EXERCISE DETAILS: Give an exact copy of the data that follows, but none of its pictures.

DATASET RECORDS:
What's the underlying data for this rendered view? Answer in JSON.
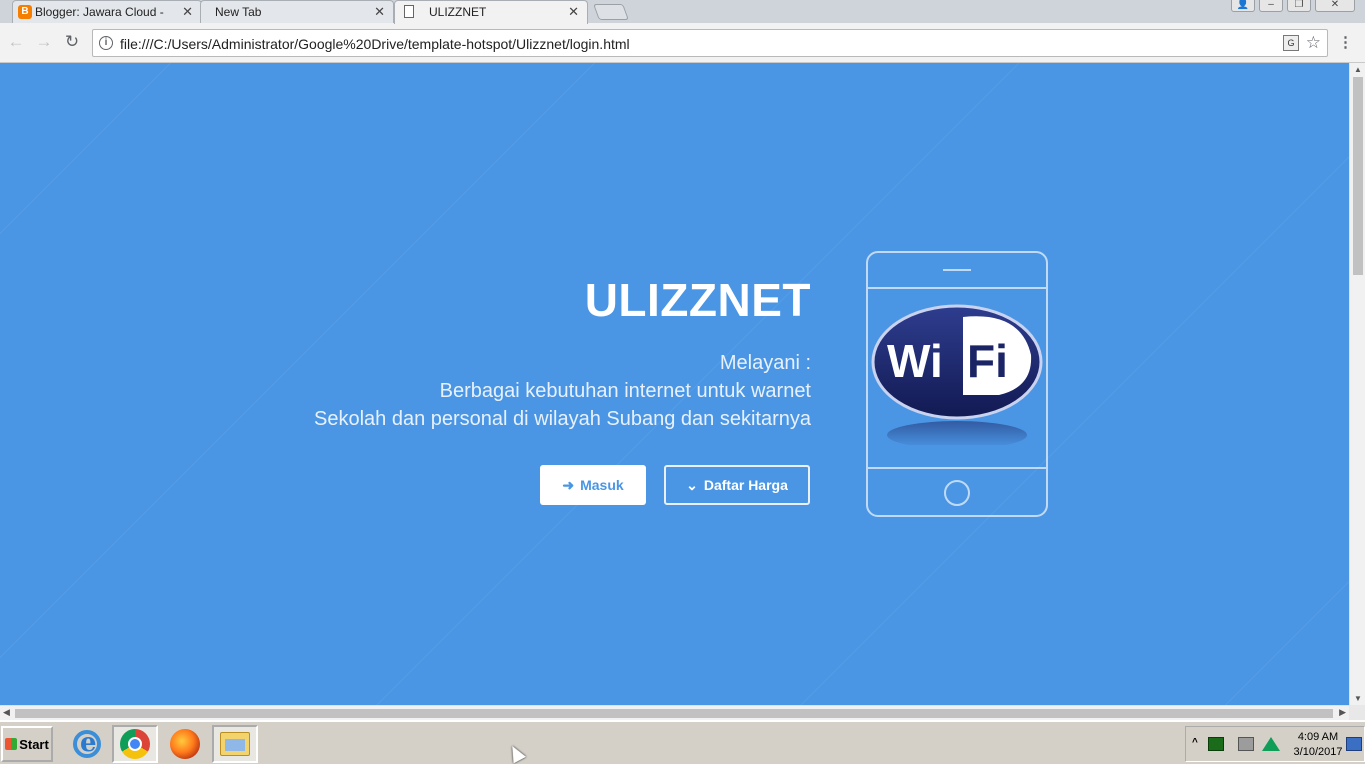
{
  "browser": {
    "tabs": [
      {
        "title": "Blogger: Jawara Cloud - Ed",
        "favicon": "blogger-icon"
      },
      {
        "title": "New Tab",
        "favicon": ""
      },
      {
        "title": "ULIZZNET",
        "favicon": "document-icon",
        "active": true
      }
    ],
    "url": "file:///C:/Users/Administrator/Google%20Drive/template-hotspot/Ulizznet/login.html"
  },
  "hero": {
    "title": "ULIZZNET",
    "line1": "Melayani :",
    "line2": "Berbagai kebutuhan internet untuk warnet",
    "line3": "Sekolah dan personal di wilayah Subang dan sekitarnya",
    "btn_login": "Masuk",
    "btn_prices": "Daftar Harga",
    "logo_text_left": "Wi",
    "logo_text_right": "Fi"
  },
  "taskbar": {
    "start_label": "Start",
    "time": "4:09 AM",
    "date": "3/10/2017"
  },
  "colors": {
    "page_background": "#4a96e4",
    "button_text": "#4a96e4"
  }
}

TASK OUTPUT:
What's the underlying data for this rendered view? Answer in JSON.
{
  "browser": {
    "tabs": [
      {
        "title": "Blogger: Jawara Cloud - Ed",
        "favicon": "blogger-icon"
      },
      {
        "title": "New Tab",
        "favicon": ""
      },
      {
        "title": "ULIZZNET",
        "favicon": "document-icon",
        "active": true
      }
    ],
    "url": "file:///C:/Users/Administrator/Google%20Drive/template-hotspot/Ulizznet/login.html"
  },
  "hero": {
    "title": "ULIZZNET",
    "line1": "Melayani :",
    "line2": "Berbagai kebutuhan internet untuk warnet",
    "line3": "Sekolah dan personal di wilayah Subang dan sekitarnya",
    "btn_login": "Masuk",
    "btn_prices": "Daftar Harga",
    "logo_text_left": "Wi",
    "logo_text_right": "Fi"
  },
  "taskbar": {
    "start_label": "Start",
    "time": "4:09 AM",
    "date": "3/10/2017"
  },
  "colors": {
    "page_background": "#4a96e4",
    "button_text": "#4a96e4"
  }
}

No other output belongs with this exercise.